_WORK INSTRUCTIONS_
Starting at the line that contains "Enumerate this screenshot's", quote every line through the end of the entries, word for word, skipping the pictures.

_ _ _ _ _ _ _

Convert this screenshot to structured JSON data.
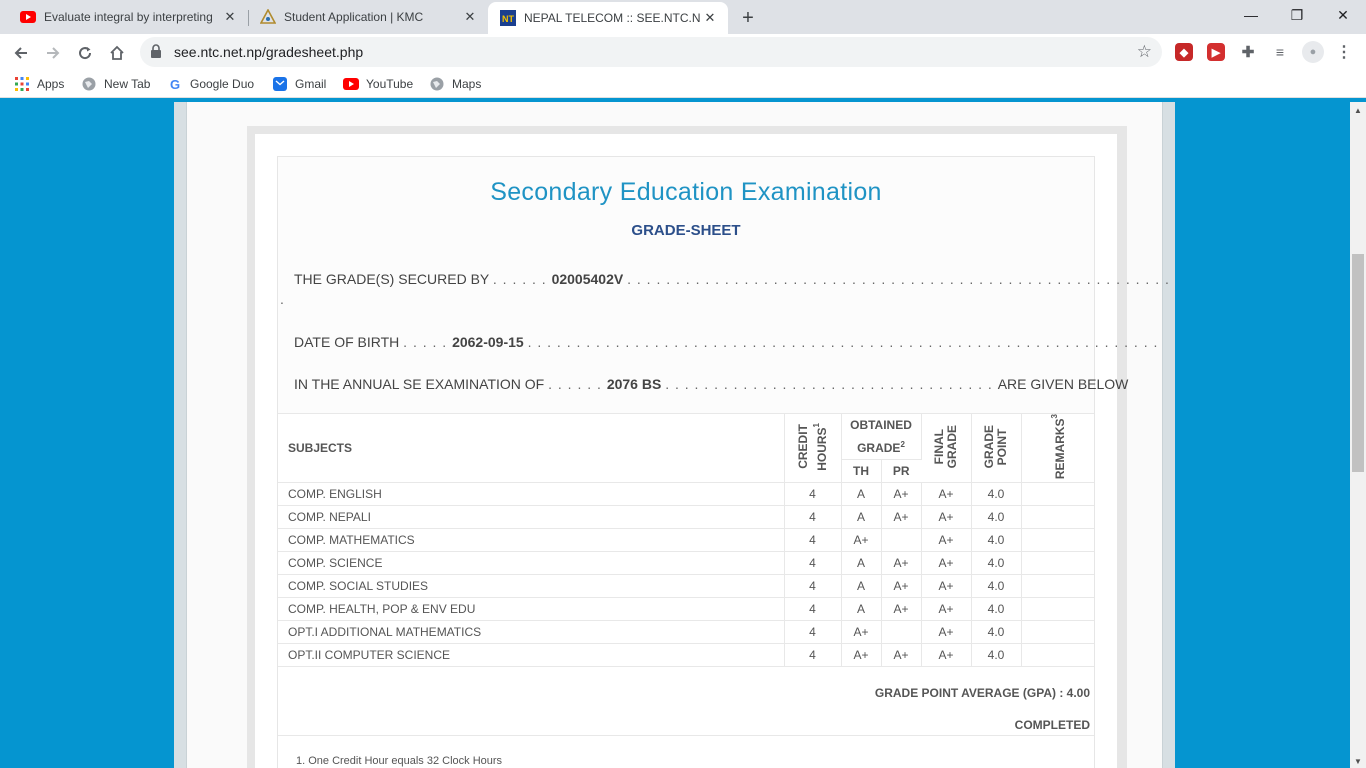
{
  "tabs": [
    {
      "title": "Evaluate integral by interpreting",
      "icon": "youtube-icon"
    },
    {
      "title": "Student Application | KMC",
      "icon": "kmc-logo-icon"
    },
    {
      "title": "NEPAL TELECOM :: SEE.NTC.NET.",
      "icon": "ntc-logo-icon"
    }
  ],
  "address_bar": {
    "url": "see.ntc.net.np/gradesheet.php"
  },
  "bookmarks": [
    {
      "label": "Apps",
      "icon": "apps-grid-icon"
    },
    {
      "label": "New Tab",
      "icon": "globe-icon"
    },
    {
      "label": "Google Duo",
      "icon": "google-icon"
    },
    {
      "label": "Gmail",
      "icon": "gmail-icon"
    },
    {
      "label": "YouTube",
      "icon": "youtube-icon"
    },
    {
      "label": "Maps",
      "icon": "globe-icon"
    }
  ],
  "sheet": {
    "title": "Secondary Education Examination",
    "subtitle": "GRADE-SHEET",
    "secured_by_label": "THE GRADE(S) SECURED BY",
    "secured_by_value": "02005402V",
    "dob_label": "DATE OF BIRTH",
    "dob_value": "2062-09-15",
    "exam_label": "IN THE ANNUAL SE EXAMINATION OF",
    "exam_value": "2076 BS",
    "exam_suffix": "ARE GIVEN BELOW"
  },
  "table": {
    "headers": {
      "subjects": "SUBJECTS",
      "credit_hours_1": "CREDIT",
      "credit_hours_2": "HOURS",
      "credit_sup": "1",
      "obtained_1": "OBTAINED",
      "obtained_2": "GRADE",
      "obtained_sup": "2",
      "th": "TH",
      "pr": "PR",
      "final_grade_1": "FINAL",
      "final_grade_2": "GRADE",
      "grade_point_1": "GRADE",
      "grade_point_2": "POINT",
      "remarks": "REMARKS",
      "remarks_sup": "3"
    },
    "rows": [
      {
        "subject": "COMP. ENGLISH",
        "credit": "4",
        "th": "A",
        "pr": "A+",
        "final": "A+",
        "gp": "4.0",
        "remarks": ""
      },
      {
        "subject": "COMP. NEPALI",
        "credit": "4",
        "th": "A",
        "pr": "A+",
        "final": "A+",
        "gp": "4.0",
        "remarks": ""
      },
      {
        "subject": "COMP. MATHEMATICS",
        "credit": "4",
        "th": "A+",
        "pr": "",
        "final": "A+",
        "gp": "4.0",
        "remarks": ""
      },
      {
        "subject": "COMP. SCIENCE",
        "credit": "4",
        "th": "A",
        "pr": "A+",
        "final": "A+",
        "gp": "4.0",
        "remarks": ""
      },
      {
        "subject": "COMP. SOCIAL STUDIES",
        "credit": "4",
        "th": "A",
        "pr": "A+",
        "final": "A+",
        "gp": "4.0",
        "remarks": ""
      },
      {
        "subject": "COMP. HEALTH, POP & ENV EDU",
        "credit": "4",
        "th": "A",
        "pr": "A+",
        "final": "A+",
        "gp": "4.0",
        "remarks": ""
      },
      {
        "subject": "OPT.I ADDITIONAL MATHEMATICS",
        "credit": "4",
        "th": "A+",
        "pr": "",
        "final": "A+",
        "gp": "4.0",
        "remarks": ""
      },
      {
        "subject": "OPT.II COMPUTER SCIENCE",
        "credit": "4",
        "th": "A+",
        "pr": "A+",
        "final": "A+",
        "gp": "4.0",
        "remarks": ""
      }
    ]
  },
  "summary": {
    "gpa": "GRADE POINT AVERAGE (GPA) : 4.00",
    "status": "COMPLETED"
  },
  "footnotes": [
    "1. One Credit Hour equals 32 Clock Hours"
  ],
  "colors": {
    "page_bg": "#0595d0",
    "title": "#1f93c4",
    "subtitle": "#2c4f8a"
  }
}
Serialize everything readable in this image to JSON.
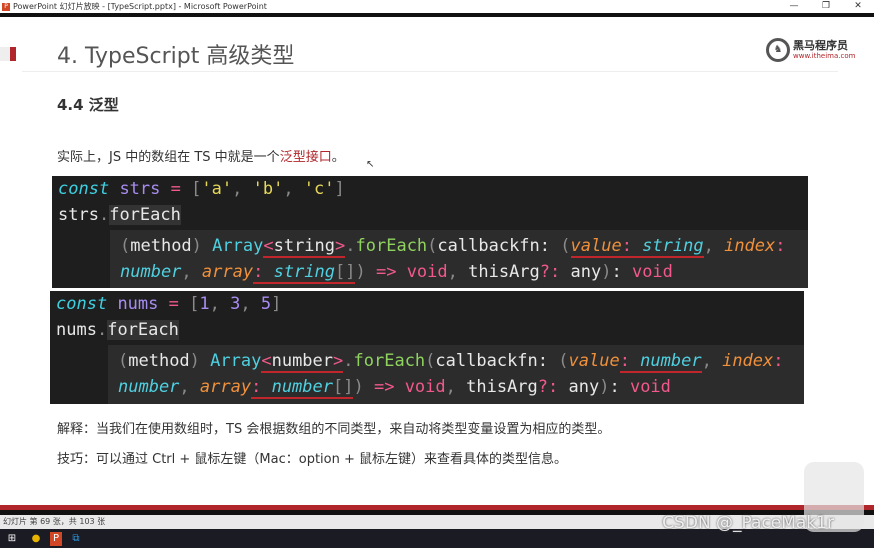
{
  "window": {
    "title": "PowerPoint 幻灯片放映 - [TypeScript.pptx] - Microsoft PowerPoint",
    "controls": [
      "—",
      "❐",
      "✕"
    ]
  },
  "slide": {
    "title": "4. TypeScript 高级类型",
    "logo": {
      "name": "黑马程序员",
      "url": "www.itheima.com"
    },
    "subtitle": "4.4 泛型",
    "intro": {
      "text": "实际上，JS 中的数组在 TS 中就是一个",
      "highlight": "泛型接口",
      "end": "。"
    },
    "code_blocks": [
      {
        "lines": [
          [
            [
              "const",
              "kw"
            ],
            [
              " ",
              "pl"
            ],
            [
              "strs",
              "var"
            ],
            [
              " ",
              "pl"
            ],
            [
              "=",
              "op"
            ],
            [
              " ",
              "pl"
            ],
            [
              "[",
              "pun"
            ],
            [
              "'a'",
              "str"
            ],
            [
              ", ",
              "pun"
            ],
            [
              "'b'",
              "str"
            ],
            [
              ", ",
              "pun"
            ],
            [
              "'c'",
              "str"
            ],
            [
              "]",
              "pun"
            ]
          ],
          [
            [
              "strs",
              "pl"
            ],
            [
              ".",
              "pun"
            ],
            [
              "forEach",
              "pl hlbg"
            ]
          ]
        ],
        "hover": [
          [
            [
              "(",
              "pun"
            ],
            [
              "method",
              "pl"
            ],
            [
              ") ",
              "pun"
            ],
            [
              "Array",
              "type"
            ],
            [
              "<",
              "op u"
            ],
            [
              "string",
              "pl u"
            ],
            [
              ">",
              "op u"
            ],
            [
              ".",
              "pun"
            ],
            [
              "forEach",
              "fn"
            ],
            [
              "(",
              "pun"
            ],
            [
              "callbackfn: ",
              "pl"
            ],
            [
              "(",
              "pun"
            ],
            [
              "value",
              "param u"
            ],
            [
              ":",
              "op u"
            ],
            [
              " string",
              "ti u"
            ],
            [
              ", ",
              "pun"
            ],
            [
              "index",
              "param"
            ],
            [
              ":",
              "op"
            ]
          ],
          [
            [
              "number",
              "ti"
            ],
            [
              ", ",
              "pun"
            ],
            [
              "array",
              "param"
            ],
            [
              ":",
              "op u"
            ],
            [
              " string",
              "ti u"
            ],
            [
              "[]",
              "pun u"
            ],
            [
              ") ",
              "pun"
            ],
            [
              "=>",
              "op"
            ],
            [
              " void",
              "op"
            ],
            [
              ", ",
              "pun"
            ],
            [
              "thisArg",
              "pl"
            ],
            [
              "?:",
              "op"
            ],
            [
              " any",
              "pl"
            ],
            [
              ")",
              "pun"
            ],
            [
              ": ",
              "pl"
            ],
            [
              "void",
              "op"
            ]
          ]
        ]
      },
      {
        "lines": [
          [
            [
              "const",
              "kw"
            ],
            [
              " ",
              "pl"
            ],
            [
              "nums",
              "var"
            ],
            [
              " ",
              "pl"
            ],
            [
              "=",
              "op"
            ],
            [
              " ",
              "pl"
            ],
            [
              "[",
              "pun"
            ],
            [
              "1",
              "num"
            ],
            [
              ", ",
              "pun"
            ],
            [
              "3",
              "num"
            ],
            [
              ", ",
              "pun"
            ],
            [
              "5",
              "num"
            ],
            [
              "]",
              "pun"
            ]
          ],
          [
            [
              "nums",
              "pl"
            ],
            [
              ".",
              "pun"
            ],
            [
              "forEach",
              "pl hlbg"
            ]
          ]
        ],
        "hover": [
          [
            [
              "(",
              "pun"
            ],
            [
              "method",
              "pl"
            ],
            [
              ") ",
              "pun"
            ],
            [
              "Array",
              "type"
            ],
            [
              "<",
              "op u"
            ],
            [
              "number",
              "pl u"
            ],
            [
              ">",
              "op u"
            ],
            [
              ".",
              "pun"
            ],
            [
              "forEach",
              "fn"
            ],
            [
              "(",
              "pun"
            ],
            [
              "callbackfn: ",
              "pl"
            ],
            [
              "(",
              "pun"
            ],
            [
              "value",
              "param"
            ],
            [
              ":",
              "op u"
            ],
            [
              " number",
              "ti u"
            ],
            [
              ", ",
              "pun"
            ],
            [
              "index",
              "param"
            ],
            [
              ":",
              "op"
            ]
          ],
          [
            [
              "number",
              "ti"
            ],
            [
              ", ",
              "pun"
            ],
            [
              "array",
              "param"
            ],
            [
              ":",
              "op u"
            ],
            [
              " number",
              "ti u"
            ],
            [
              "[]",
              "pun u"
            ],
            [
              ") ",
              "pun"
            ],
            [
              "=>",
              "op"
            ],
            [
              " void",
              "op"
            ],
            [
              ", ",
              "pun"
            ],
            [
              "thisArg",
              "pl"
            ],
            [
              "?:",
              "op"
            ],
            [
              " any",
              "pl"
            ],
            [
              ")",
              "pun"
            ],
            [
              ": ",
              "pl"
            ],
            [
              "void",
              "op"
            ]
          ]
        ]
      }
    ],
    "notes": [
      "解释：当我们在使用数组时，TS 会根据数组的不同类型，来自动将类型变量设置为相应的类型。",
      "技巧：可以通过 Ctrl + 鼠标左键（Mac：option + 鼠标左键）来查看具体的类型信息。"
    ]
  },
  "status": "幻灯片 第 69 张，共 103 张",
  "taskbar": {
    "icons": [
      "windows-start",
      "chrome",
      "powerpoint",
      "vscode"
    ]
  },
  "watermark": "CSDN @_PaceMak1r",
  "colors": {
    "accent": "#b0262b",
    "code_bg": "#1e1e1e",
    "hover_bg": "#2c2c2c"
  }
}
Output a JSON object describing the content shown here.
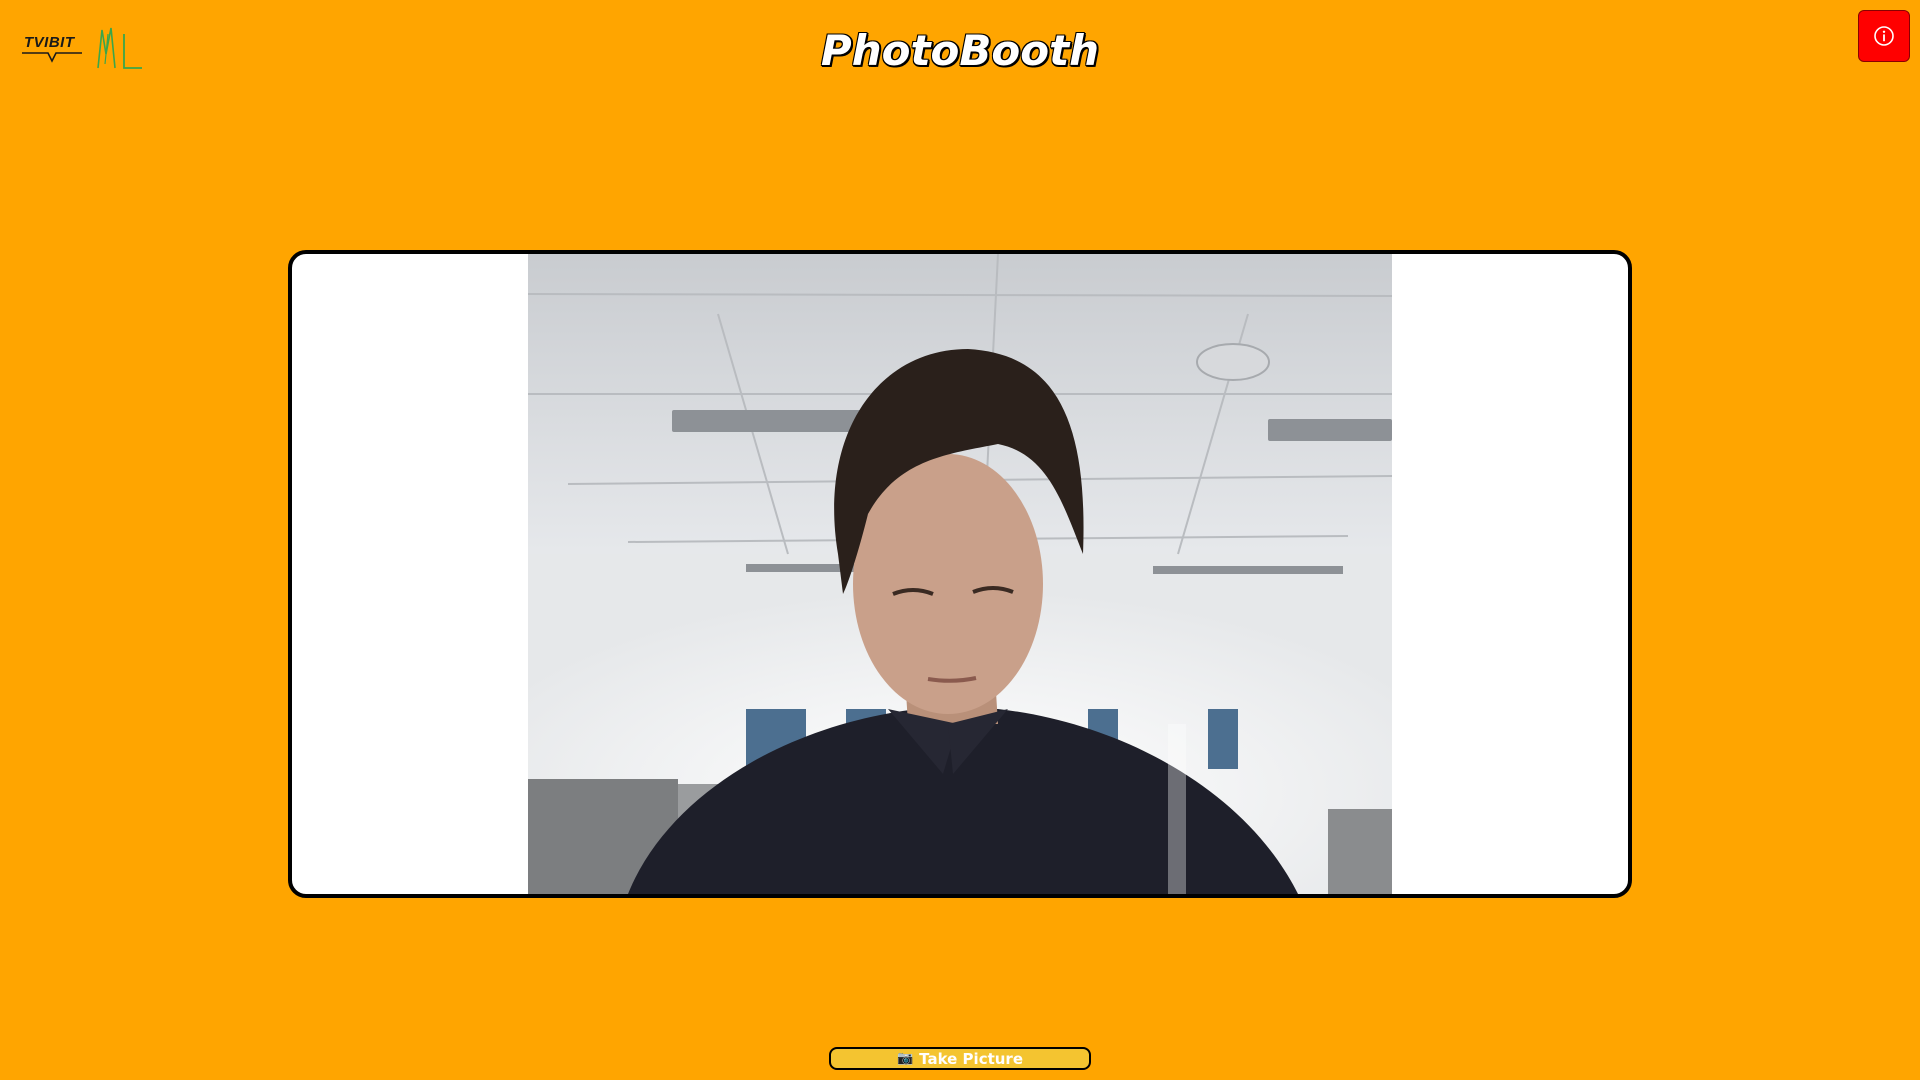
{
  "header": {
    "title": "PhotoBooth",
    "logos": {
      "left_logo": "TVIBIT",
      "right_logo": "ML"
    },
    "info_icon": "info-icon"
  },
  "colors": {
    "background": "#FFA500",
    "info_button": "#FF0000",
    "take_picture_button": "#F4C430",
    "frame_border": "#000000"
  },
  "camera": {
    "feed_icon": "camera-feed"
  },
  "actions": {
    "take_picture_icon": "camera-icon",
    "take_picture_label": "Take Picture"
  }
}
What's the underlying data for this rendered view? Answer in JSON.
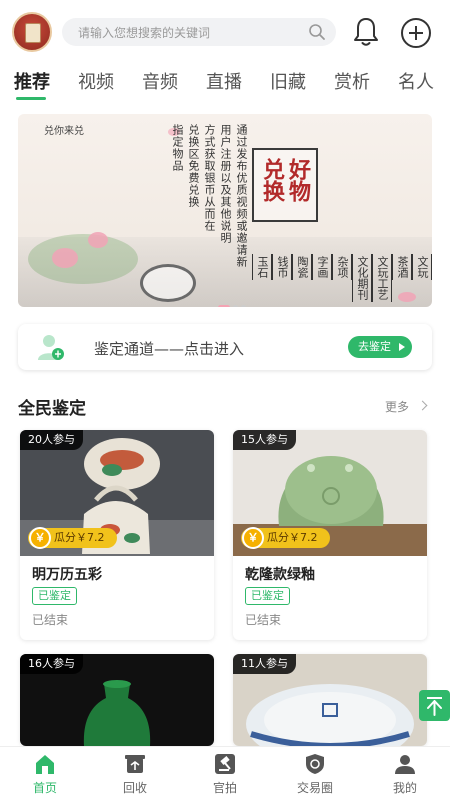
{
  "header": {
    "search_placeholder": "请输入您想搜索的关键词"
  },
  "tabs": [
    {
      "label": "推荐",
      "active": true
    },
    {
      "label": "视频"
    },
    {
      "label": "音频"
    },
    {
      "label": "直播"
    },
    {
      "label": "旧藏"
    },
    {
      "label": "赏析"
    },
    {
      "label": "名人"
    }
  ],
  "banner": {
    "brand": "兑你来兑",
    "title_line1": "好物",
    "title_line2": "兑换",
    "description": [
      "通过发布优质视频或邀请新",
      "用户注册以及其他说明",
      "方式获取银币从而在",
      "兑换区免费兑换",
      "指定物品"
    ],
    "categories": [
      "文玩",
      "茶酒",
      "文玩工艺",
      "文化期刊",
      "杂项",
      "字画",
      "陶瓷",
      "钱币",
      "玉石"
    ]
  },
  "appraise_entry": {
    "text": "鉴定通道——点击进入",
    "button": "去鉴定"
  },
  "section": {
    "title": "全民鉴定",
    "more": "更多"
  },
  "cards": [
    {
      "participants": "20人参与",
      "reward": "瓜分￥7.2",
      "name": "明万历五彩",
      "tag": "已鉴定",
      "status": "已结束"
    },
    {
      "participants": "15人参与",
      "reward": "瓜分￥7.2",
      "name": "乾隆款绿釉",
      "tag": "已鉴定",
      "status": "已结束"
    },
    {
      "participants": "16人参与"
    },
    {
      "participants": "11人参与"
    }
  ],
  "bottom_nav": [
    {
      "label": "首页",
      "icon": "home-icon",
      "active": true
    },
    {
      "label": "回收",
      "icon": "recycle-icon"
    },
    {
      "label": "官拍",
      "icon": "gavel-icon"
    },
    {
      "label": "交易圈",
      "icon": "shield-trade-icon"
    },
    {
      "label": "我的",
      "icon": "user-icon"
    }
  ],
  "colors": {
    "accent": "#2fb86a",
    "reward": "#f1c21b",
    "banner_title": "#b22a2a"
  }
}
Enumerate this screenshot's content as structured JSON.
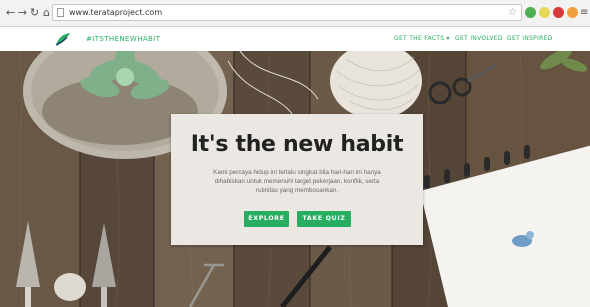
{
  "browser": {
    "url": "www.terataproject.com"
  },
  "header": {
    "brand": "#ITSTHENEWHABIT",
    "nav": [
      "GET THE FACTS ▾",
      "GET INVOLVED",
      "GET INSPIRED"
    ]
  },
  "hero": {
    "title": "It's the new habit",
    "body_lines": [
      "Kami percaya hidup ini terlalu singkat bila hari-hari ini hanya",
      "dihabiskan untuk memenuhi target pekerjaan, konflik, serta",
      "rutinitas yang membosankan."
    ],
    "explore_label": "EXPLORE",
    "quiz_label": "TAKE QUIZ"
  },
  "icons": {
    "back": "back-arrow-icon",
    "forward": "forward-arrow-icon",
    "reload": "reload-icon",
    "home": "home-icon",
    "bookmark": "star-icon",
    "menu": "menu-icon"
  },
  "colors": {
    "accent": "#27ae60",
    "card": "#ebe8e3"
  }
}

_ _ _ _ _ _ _

_FINISHED TASK_
Enumerate this screenshot's content as structured JSON.
{
  "browser": {
    "url": "www.terataproject.com"
  },
  "header": {
    "brand": "#ITSTHENEWHABIT",
    "nav": [
      "GET THE FACTS ▾",
      "GET INVOLVED",
      "GET INSPIRED"
    ]
  },
  "hero": {
    "title": "It's the new habit",
    "body_lines": [
      "Kami percaya hidup ini terlalu singkat bila hari-hari ini hanya",
      "dihabiskan untuk memenuhi target pekerjaan, konflik, serta",
      "rutinitas yang membosankan."
    ],
    "explore_label": "EXPLORE",
    "quiz_label": "TAKE QUIZ"
  },
  "icons": {
    "back": "back-arrow-icon",
    "forward": "forward-arrow-icon",
    "reload": "reload-icon",
    "home": "home-icon",
    "bookmark": "star-icon",
    "menu": "menu-icon"
  },
  "colors": {
    "accent": "#27ae60",
    "card": "#ebe8e3"
  }
}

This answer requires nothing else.